Epic Pooh by Michael Moorcock

moorcockphoto_aMoorcocks’s often referred to response to Tolkeinian and Lewisite fantasy fiction.

Author’s Note: ‘Epic Pooh’ was originally published as an essay by the BSFA, revised for its inclusion in the 1989 book Wizardry and Wild Romance, A Study of Epic Fantasy, and slightly revised again for this publication. It was written long before the publication and much-deserved success of Philip Pullman’s ‘His Dark Materials’ trilogy which, in my view, merits all the optimism I have expressed here. The essay did not attempt to deal with all fantasy, such as Alice in Wonderland or other children’s fantasy, but only epic fantasy from its origins in romance poetry to the present day.

Certain highlighted phrases indicate additional comments from the author: mouse over the phrase to read the note.

Epic Pooh

Why is the Rings being widely read today? At a time when perhaps the world was never more in need of authentic experience, this story seems to provide a pattern of it. A businessman in Oxford told me that when tired or out of sorts he went to the Rings for restoration. Lewis and various other critics believe that no book is more relevant to the human situation. W. H. Auden says that it “holds up the mirror to the only nature we know, our own.” As for myself I was rereading the Rings at the time of Winston Churchill’s funeral and I felt a distinct parallel between the two. For a few short hours the trivia which normally absorbs us was suspended and people experienced in common the meaning of leadership, greatness, valor, time redolent of timelessness, and common traits. Men became temporarily human and felt the life within them and about. Their corporate life lived for a little and made possible the sign of renewal alter a realisation such as occurs only once or twice in a lifetime.

For a century at least the world has been increasingly demythologized. But such a condition is apparently alien to the real nature of men. Now comes a writer such as John Ronald Reuel Tolkien and, as remythologizer, strangely warms our souls.
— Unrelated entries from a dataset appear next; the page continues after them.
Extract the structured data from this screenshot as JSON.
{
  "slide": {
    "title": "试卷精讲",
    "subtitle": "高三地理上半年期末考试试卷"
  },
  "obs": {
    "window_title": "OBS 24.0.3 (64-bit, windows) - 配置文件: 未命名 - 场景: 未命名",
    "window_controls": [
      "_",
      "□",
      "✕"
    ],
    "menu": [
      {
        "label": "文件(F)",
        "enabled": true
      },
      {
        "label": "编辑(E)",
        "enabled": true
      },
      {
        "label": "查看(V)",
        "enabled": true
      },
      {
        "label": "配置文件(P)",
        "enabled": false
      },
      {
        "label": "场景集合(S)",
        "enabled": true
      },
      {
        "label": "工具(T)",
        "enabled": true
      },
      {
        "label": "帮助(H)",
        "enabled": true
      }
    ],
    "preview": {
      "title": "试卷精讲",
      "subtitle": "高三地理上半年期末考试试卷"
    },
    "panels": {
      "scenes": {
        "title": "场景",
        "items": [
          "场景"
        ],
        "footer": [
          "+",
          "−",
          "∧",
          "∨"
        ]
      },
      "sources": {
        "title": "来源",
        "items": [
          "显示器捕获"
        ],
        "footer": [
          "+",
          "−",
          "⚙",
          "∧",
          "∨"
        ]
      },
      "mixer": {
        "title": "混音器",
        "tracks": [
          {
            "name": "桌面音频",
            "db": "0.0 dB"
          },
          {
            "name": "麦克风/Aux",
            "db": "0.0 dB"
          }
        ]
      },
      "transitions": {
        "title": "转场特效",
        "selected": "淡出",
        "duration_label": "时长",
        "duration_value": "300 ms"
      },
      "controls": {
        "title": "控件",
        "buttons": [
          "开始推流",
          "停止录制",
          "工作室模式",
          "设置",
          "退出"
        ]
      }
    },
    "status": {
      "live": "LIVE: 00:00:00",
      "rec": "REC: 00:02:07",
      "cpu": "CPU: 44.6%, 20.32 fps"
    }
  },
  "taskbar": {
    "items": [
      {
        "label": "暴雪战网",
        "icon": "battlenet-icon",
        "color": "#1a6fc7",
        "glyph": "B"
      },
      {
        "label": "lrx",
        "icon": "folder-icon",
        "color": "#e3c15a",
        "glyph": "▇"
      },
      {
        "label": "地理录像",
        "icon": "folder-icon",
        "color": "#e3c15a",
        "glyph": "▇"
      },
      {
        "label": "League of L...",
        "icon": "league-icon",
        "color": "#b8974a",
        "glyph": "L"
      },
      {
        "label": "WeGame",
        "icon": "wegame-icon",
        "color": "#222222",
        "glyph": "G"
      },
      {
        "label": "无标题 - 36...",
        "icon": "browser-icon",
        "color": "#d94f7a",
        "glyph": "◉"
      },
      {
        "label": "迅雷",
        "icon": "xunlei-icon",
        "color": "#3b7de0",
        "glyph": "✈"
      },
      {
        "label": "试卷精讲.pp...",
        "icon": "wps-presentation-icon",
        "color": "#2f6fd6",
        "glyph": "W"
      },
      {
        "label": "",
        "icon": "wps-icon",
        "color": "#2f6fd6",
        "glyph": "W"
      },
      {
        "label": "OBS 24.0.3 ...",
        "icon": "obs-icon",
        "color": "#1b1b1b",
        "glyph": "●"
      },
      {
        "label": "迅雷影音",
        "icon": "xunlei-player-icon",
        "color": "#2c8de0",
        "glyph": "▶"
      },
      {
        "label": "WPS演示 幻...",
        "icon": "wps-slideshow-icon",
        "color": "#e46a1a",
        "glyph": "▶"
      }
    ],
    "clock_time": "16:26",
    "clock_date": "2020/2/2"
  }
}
Clyde S. Kilby: “Meaning in the Lord of the Rings”,
Shadows of Imagination, 1969

I have sometimes wondered how much the advent of steam influenced Victorian ballad poetry and romantic prose. Reading Dunsany, for instance, it often occurs to me that his early stories were all written during train journeys:

Up from the platform and onto the train
Got Welleran, Rollory and young Iraine.
Forgetful of sex and income tax
Were Sooranard, Mammolek, Akanax:
And in their dreams Dunsany’s lord
Mislaid the communication cord.

The sort of prose most often identified with “high” fantasy is the prose of the nursery-room. It is a lullaby; it is meant to soothe and console. It is mouth-music. It is frequently enjoyed not for its tensions but for its lack of tensions. It coddles; it makes friends with you; it tells you comforting lies. It is soft: Read more:…